Self-imposed barriers

A few years ago I read somewhere (source long since forgotten) of a definition of a game being a series of barriers that players decide voluntarily to overcome. At the time it struck me that that pretty much described much of the business of working, too. Although the volunteer nature of the pursuit may be … Continue reading Self-imposed barriers

Blindly Following Rules

Every year to accompany the Silicon Beach event, those speaking are asked to contribute to a book that is distributed to all attendees. Here's my contribution... A good friend of mine and I enjoy a heated debate. She’s an accountant with opinions. I’m a gob-shite. We both like a glass or two of red with … Continue reading Blindly Following Rules

The place of work

Imagine a scenario... You are busy doing whatever it is that earns you your living. Your phone rings. It's from someone who might need something so important that you need to interrupt your current activity. But it might be trivial enough that you don't. You answer the phone. It's trivial. You haven't got the time … Continue reading The place of work

Shifting the balance

After many years of increasing professionalism, and the rise of complex management frameworks, the world of business technology management is now in a stat of turmoil. Put simply: nobody really these days has the first clue on how you manage information technology in a big business. It had got relatively clear. Technology was a cost … Continue reading Shifting the balance

Data-based organisations

Picture the scene. We've created a multi-sheet Excel workbook, maybe with links into other workbooks, and it's used by a dozen people in our department. Gill who originally created the spreadsheet left the organisation years ago. But we've managed to keep it going, adding duplicate sheets where we weren't entirely clear how Gill's formulae and … Continue reading Data-based organisations

The ubiquitous inbox

Back in my later days at BBC Worldwide in the early 2000s, I commissioned a piece of research to look at the habits that our staff had in their use of file storage and email. The work, looking back, was relatively unusual. I brought in a social scientist to do a piece of ethnographic research … Continue reading The ubiquitous inbox

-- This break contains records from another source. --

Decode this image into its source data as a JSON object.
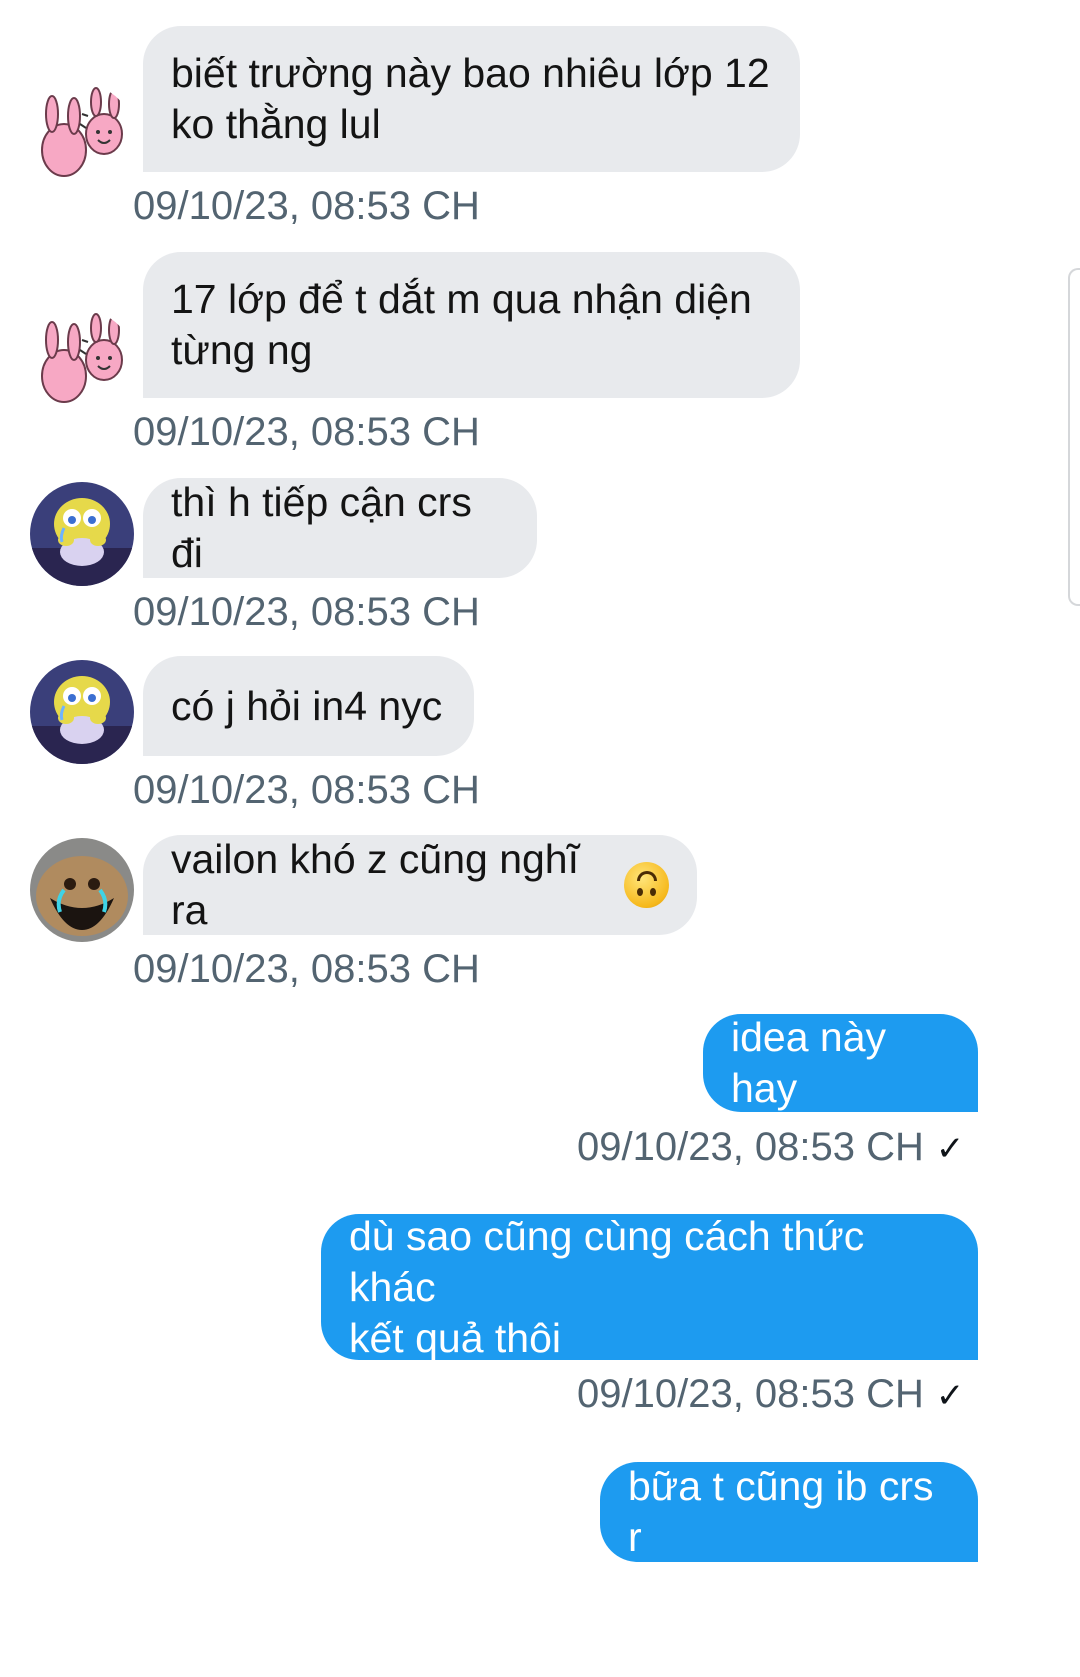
{
  "messages": [
    {
      "sender": "friend_a",
      "avatar": "pink-bunny-avatar",
      "text": "biết trường này bao nhiêu lớp 12\nko thằng lul",
      "time": "09/10/23, 08:53 CH"
    },
    {
      "sender": "friend_a",
      "avatar": "pink-bunny-avatar",
      "text": "17 lớp để t dắt m qua nhận diện\ntừng ng",
      "time": "09/10/23, 08:53 CH"
    },
    {
      "sender": "friend_b",
      "avatar": "spongebob-avatar",
      "text": "thì h tiếp cận crs đi",
      "time": "09/10/23, 08:53 CH"
    },
    {
      "sender": "friend_b",
      "avatar": "spongebob-avatar",
      "text": "có j hỏi in4 nyc",
      "time": "09/10/23, 08:53 CH"
    },
    {
      "sender": "friend_c",
      "avatar": "crying-face-avatar",
      "text": "vailon khó z cũng nghĩ ra",
      "emoji": "upside-down-face-emoji",
      "time": "09/10/23, 08:53 CH"
    },
    {
      "sender": "me",
      "text": "idea này hay",
      "time": "09/10/23, 08:53 CH",
      "status": "✓"
    },
    {
      "sender": "me",
      "text": "dù sao cũng cùng cách thức khác\nkết quả thôi",
      "time": "09/10/23, 08:53 CH",
      "status": "✓"
    },
    {
      "sender": "me",
      "text": "bữa t cũng ib crs r"
    }
  ],
  "colors": {
    "incoming_bubble": "#e8eaed",
    "outgoing_bubble": "#1d9bf0",
    "timestamp": "#536471"
  }
}
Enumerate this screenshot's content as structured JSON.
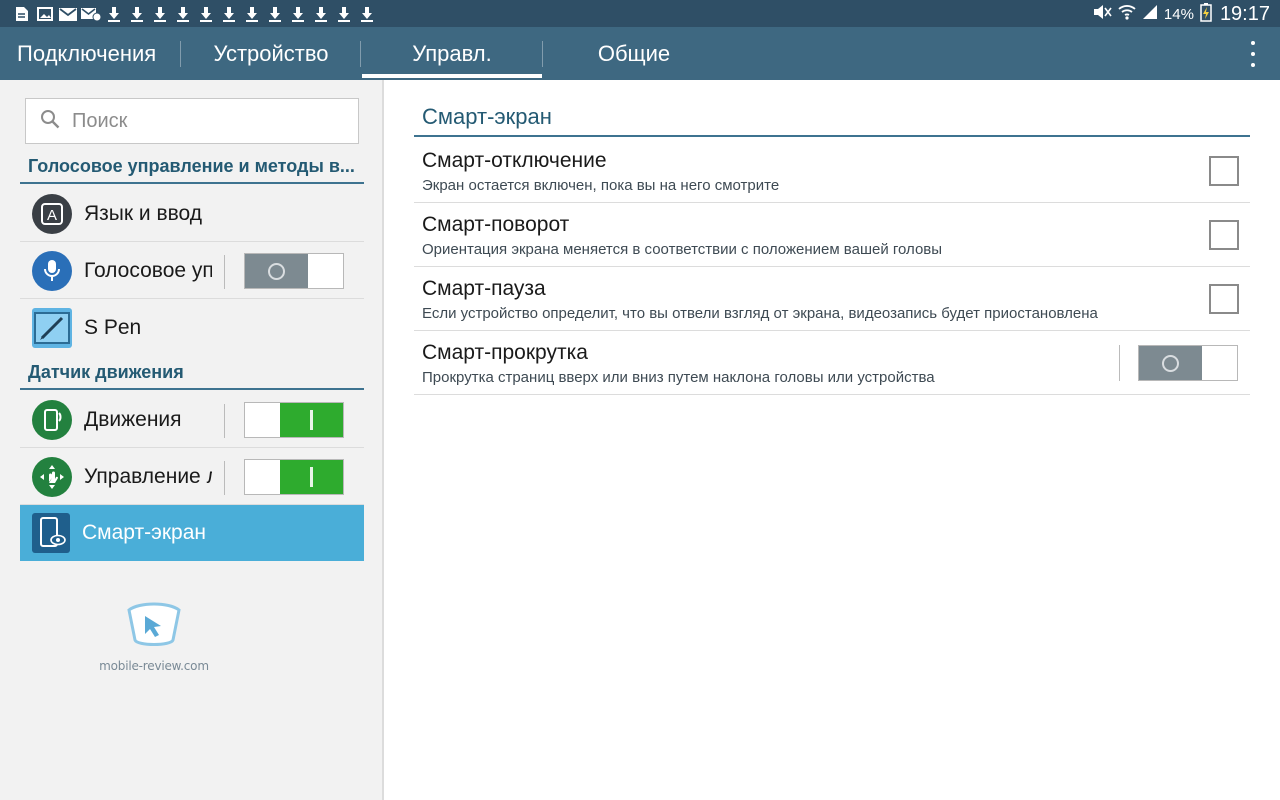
{
  "status_bar": {
    "notification_icons": [
      "document-icon",
      "image-icon",
      "email-icon",
      "email-alert-icon",
      "download-icon",
      "download-icon",
      "download-icon",
      "download-icon",
      "download-icon",
      "download-icon",
      "download-icon",
      "download-icon",
      "download-icon",
      "download-icon",
      "download-icon",
      "download-icon"
    ],
    "battery": "14%",
    "time": "19:17"
  },
  "tabs": [
    {
      "label": "Подключения",
      "selected": false
    },
    {
      "label": "Устройство",
      "selected": false
    },
    {
      "label": "Управл.",
      "selected": true
    },
    {
      "label": "Общие",
      "selected": false
    }
  ],
  "sidebar": {
    "search_placeholder": "Поиск",
    "section_voice": "Голосовое управление и методы в...",
    "section_motion": "Датчик движения",
    "items": [
      {
        "label": "Язык и ввод",
        "icon": "keyboard-a-icon",
        "toggle": null
      },
      {
        "label": "Голосовое управление",
        "icon": "microphone-icon",
        "toggle": "off"
      },
      {
        "label": "S Pen",
        "icon": "spen-icon",
        "toggle": null
      },
      {
        "label": "Движения",
        "icon": "motion-phone-icon",
        "toggle": "on"
      },
      {
        "label": "Управление ладонью",
        "icon": "palm-icon",
        "toggle": "on"
      },
      {
        "label": "Смарт-экран",
        "icon": "smart-screen-icon",
        "toggle": null,
        "selected": true
      }
    ],
    "watermark": "mobile-review.com"
  },
  "main": {
    "title": "Смарт-экран",
    "items": [
      {
        "title": "Смарт-отключение",
        "subtitle": "Экран остается включен, пока вы на него смотрите",
        "control": "checkbox",
        "checked": false
      },
      {
        "title": "Смарт-поворот",
        "subtitle": "Ориентация экрана меняется в соответствии с положением вашей головы",
        "control": "checkbox",
        "checked": false
      },
      {
        "title": "Смарт-пауза",
        "subtitle": "Если устройство определит, что вы отвели взгляд от экрана, видеозапись будет приостановлена",
        "control": "checkbox",
        "checked": false
      },
      {
        "title": "Смарт-прокрутка",
        "subtitle": "Прокрутка страниц вверх или вниз путем наклона головы или устройства",
        "control": "toggle",
        "state": "off"
      }
    ]
  },
  "colors": {
    "status_bar": "#2f4f66",
    "tab_bar": "#3e6881",
    "section_header": "#245a73",
    "selected_item": "#4aaed8",
    "toggle_on": "#2eab2e",
    "toggle_off": "#7d8a91"
  }
}
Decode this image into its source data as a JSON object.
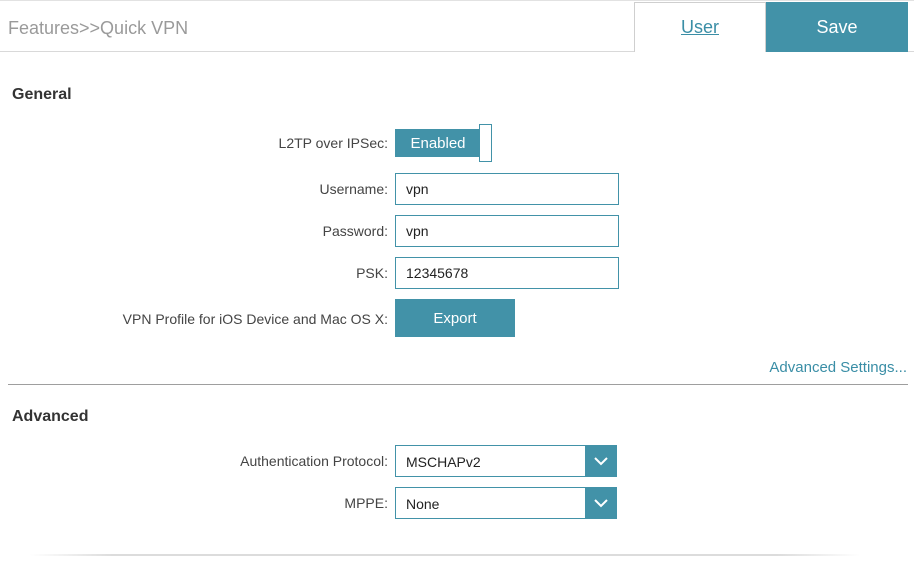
{
  "header": {
    "breadcrumb": "Features>>Quick VPN",
    "user_label": "User",
    "save_label": "Save"
  },
  "general": {
    "title": "General",
    "l2tp": {
      "label": "L2TP over IPSec:",
      "state": "Enabled"
    },
    "username": {
      "label": "Username:",
      "value": "vpn"
    },
    "password": {
      "label": "Password:",
      "value": "vpn"
    },
    "psk": {
      "label": "PSK:",
      "value": "12345678"
    },
    "vpn_profile": {
      "label": "VPN Profile for iOS Device and Mac OS X:",
      "button": "Export"
    },
    "advanced_link": "Advanced Settings..."
  },
  "advanced": {
    "title": "Advanced",
    "auth_protocol": {
      "label": "Authentication Protocol:",
      "value": "MSCHAPv2"
    },
    "mppe": {
      "label": "MPPE:",
      "value": "None"
    }
  },
  "colors": {
    "accent": "#4292a8",
    "link": "#3a8ea6"
  }
}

The middle of the journey

I'm currently reading Tim Harford's excellent new tome Fifty Things that made the Modern Economy. Based on his BBC Radio series, it charts ideas and objects that have created the world around us today. Some of them are obvious (the Light Bulb), some of them less so (the Billy Bookcase). In his description of the … Continue reading The middle of the journey